◆ **Brief**:
Give back the entire listing below, unaltered.

◆ **Task inputs**:
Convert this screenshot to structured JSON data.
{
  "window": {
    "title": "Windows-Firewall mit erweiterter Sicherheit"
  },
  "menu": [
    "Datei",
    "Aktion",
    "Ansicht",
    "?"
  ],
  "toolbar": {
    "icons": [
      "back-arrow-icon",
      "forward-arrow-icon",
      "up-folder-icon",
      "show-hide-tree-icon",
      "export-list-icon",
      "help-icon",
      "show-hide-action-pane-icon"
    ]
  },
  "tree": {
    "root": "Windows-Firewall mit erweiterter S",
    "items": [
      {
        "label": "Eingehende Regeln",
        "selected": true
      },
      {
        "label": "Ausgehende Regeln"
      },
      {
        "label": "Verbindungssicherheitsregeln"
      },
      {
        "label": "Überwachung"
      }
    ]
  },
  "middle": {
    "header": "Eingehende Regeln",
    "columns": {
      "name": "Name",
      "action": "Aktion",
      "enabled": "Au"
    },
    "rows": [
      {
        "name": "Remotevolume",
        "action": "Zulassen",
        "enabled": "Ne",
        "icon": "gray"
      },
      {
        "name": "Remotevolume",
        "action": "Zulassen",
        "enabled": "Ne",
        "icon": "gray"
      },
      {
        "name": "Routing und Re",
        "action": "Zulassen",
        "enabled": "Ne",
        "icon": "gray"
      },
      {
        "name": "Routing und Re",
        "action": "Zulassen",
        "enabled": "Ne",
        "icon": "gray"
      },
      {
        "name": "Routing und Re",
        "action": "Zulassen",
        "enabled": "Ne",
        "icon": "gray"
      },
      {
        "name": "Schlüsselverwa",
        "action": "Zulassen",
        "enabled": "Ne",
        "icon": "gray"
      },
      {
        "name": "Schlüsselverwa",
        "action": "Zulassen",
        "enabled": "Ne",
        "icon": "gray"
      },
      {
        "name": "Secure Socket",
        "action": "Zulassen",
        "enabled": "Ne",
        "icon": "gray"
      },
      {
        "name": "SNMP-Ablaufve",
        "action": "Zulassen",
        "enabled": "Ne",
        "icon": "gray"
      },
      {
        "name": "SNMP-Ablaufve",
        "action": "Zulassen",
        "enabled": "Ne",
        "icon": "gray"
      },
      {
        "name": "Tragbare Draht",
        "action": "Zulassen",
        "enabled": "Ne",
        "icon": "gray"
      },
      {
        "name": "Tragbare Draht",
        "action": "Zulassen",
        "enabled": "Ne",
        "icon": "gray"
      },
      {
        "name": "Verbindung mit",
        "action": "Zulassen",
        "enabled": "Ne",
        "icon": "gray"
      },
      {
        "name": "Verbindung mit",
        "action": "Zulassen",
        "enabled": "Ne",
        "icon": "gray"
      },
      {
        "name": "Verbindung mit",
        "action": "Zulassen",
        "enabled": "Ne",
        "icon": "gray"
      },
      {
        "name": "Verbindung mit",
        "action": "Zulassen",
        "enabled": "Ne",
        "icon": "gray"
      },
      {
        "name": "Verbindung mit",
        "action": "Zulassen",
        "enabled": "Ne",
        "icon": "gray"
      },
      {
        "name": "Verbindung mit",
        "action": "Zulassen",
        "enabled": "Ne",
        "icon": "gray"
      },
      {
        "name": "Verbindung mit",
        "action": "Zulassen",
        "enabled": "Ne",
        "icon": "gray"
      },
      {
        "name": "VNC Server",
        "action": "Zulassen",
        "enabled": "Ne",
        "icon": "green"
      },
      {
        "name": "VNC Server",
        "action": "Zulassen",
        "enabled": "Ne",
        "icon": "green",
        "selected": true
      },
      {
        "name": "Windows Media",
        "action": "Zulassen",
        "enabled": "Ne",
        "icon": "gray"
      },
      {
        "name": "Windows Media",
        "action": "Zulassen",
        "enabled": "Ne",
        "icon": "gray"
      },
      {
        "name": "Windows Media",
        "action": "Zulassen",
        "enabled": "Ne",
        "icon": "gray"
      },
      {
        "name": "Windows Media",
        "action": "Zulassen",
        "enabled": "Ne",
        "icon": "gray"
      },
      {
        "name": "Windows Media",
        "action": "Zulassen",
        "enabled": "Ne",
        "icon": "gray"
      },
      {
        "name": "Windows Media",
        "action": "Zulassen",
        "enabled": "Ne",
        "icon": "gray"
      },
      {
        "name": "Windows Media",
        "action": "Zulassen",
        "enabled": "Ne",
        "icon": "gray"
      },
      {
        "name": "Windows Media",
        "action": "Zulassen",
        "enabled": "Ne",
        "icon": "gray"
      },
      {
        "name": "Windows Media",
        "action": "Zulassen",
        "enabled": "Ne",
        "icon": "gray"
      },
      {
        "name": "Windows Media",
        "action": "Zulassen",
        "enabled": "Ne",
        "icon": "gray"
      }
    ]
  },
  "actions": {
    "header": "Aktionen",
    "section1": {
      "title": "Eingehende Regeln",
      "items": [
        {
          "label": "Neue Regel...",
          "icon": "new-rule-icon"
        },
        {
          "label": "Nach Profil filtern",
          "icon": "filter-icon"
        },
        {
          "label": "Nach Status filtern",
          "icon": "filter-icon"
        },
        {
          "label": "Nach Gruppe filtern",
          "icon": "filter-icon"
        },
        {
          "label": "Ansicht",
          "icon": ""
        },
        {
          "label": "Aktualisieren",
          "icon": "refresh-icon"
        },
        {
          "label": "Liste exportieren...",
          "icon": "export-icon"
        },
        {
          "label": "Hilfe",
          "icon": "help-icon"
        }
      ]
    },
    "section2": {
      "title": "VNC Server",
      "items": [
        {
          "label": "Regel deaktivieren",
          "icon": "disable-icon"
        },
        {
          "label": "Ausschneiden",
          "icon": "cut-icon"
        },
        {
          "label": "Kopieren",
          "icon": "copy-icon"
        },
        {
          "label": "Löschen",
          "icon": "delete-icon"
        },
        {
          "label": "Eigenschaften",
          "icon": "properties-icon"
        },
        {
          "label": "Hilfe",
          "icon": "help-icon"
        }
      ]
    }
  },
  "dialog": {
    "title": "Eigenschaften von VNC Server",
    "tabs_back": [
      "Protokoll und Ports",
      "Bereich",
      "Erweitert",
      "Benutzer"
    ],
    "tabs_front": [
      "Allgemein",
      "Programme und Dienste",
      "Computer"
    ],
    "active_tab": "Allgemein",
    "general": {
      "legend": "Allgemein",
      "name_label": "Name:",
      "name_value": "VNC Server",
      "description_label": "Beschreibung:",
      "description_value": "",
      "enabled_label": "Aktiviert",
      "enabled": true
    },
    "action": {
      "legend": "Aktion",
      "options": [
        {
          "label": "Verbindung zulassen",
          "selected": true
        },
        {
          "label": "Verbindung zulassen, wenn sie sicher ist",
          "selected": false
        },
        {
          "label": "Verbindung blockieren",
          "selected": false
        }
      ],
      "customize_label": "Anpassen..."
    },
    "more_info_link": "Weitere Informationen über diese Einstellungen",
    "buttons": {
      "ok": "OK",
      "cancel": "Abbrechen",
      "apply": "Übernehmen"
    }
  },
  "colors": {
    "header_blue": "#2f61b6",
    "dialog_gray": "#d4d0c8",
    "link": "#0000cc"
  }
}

◆ **Response**:
Convert this screenshot to structured JSON data.
{
  "window": {
    "title": "Windows-Firewall mit erweiterter Sicherheit"
  },
  "menu": [
    "Datei",
    "Aktion",
    "Ansicht",
    "?"
  ],
  "toolbar": {
    "icons": [
      "back-arrow-icon",
      "forward-arrow-icon",
      "up-folder-icon",
      "show-hide-tree-icon",
      "export-list-icon",
      "help-icon",
      "show-hide-action-pane-icon"
    ]
  },
  "tree": {
    "root": "Windows-Firewall mit erweiterter S",
    "items": [
      {
        "label": "Eingehende Regeln",
        "selected": true
      },
      {
        "label": "Ausgehende Regeln"
      },
      {
        "label": "Verbindungssicherheitsregeln"
      },
      {
        "label": "Überwachung"
      }
    ]
  },
  "middle": {
    "header": "Eingehende Regeln",
    "columns": {
      "name": "Name",
      "action": "Aktion",
      "enabled": "Au"
    },
    "rows": [
      {
        "name": "Remotevolume",
        "action": "Zulassen",
        "enabled": "Ne",
        "icon": "gray"
      },
      {
        "name": "Remotevolume",
        "action": "Zulassen",
        "enabled": "Ne",
        "icon": "gray"
      },
      {
        "name": "Routing und Re",
        "action": "Zulassen",
        "enabled": "Ne",
        "icon": "gray"
      },
      {
        "name": "Routing und Re",
        "action": "Zulassen",
        "enabled": "Ne",
        "icon": "gray"
      },
      {
        "name": "Routing und Re",
        "action": "Zulassen",
        "enabled": "Ne",
        "icon": "gray"
      },
      {
        "name": "Schlüsselverwa",
        "action": "Zulassen",
        "enabled": "Ne",
        "icon": "gray"
      },
      {
        "name": "Schlüsselverwa",
        "action": "Zulassen",
        "enabled": "Ne",
        "icon": "gray"
      },
      {
        "name": "Secure Socket",
        "action": "Zulassen",
        "enabled": "Ne",
        "icon": "gray"
      },
      {
        "name": "SNMP-Ablaufve",
        "action": "Zulassen",
        "enabled": "Ne",
        "icon": "gray"
      },
      {
        "name": "SNMP-Ablaufve",
        "action": "Zulassen",
        "enabled": "Ne",
        "icon": "gray"
      },
      {
        "name": "Tragbare Draht",
        "action": "Zulassen",
        "enabled": "Ne",
        "icon": "gray"
      },
      {
        "name": "Tragbare Draht",
        "action": "Zulassen",
        "enabled": "Ne",
        "icon": "gray"
      },
      {
        "name": "Verbindung mit",
        "action": "Zulassen",
        "enabled": "Ne",
        "icon": "gray"
      },
      {
        "name": "Verbindung mit",
        "action": "Zulassen",
        "enabled": "Ne",
        "icon": "gray"
      },
      {
        "name": "Verbindung mit",
        "action": "Zulassen",
        "enabled": "Ne",
        "icon": "gray"
      },
      {
        "name": "Verbindung mit",
        "action": "Zulassen",
        "enabled": "Ne",
        "icon": "gray"
      },
      {
        "name": "Verbindung mit",
        "action": "Zulassen",
        "enabled": "Ne",
        "icon": "gray"
      },
      {
        "name": "Verbindung mit",
        "action": "Zulassen",
        "enabled": "Ne",
        "icon": "gray"
      },
      {
        "name": "Verbindung mit",
        "action": "Zulassen",
        "enabled": "Ne",
        "icon": "gray"
      },
      {
        "name": "VNC Server",
        "action": "Zulassen",
        "enabled": "Ne",
        "icon": "green"
      },
      {
        "name": "VNC Server",
        "action": "Zulassen",
        "enabled": "Ne",
        "icon": "green",
        "selected": true
      },
      {
        "name": "Windows Media",
        "action": "Zulassen",
        "enabled": "Ne",
        "icon": "gray"
      },
      {
        "name": "Windows Media",
        "action": "Zulassen",
        "enabled": "Ne",
        "icon": "gray"
      },
      {
        "name": "Windows Media",
        "action": "Zulassen",
        "enabled": "Ne",
        "icon": "gray"
      },
      {
        "name": "Windows Media",
        "action": "Zulassen",
        "enabled": "Ne",
        "icon": "gray"
      },
      {
        "name": "Windows Media",
        "action": "Zulassen",
        "enabled": "Ne",
        "icon": "gray"
      },
      {
        "name": "Windows Media",
        "action": "Zulassen",
        "enabled": "Ne",
        "icon": "gray"
      },
      {
        "name": "Windows Media",
        "action": "Zulassen",
        "enabled": "Ne",
        "icon": "gray"
      },
      {
        "name": "Windows Media",
        "action": "Zulassen",
        "enabled": "Ne",
        "icon": "gray"
      },
      {
        "name": "Windows Media",
        "action": "Zulassen",
        "enabled": "Ne",
        "icon": "gray"
      },
      {
        "name": "Windows Media",
        "action": "Zulassen",
        "enabled": "Ne",
        "icon": "gray"
      }
    ]
  },
  "actions": {
    "header": "Aktionen",
    "section1": {
      "title": "Eingehende Regeln",
      "items": [
        {
          "label": "Neue Regel...",
          "icon": "new-rule-icon"
        },
        {
          "label": "Nach Profil filtern",
          "icon": "filter-icon"
        },
        {
          "label": "Nach Status filtern",
          "icon": "filter-icon"
        },
        {
          "label": "Nach Gruppe filtern",
          "icon": "filter-icon"
        },
        {
          "label": "Ansicht",
          "icon": ""
        },
        {
          "label": "Aktualisieren",
          "icon": "refresh-icon"
        },
        {
          "label": "Liste exportieren...",
          "icon": "export-icon"
        },
        {
          "label": "Hilfe",
          "icon": "help-icon"
        }
      ]
    },
    "section2": {
      "title": "VNC Server",
      "items": [
        {
          "label": "Regel deaktivieren",
          "icon": "disable-icon"
        },
        {
          "label": "Ausschneiden",
          "icon": "cut-icon"
        },
        {
          "label": "Kopieren",
          "icon": "copy-icon"
        },
        {
          "label": "Löschen",
          "icon": "delete-icon"
        },
        {
          "label": "Eigenschaften",
          "icon": "properties-icon"
        },
        {
          "label": "Hilfe",
          "icon": "help-icon"
        }
      ]
    }
  },
  "dialog": {
    "title": "Eigenschaften von VNC Server",
    "tabs_back": [
      "Protokoll und Ports",
      "Bereich",
      "Erweitert",
      "Benutzer"
    ],
    "tabs_front": [
      "Allgemein",
      "Programme und Dienste",
      "Computer"
    ],
    "active_tab": "Allgemein",
    "general": {
      "legend": "Allgemein",
      "name_label": "Name:",
      "name_value": "VNC Server",
      "description_label": "Beschreibung:",
      "description_value": "",
      "enabled_label": "Aktiviert",
      "enabled": true
    },
    "action": {
      "legend": "Aktion",
      "options": [
        {
          "label": "Verbindung zulassen",
          "selected": true
        },
        {
          "label": "Verbindung zulassen, wenn sie sicher ist",
          "selected": false
        },
        {
          "label": "Verbindung blockieren",
          "selected": false
        }
      ],
      "customize_label": "Anpassen..."
    },
    "more_info_link": "Weitere Informationen über diese Einstellungen",
    "buttons": {
      "ok": "OK",
      "cancel": "Abbrechen",
      "apply": "Übernehmen"
    }
  },
  "colors": {
    "header_blue": "#2f61b6",
    "dialog_gray": "#d4d0c8",
    "link": "#0000cc"
  }
}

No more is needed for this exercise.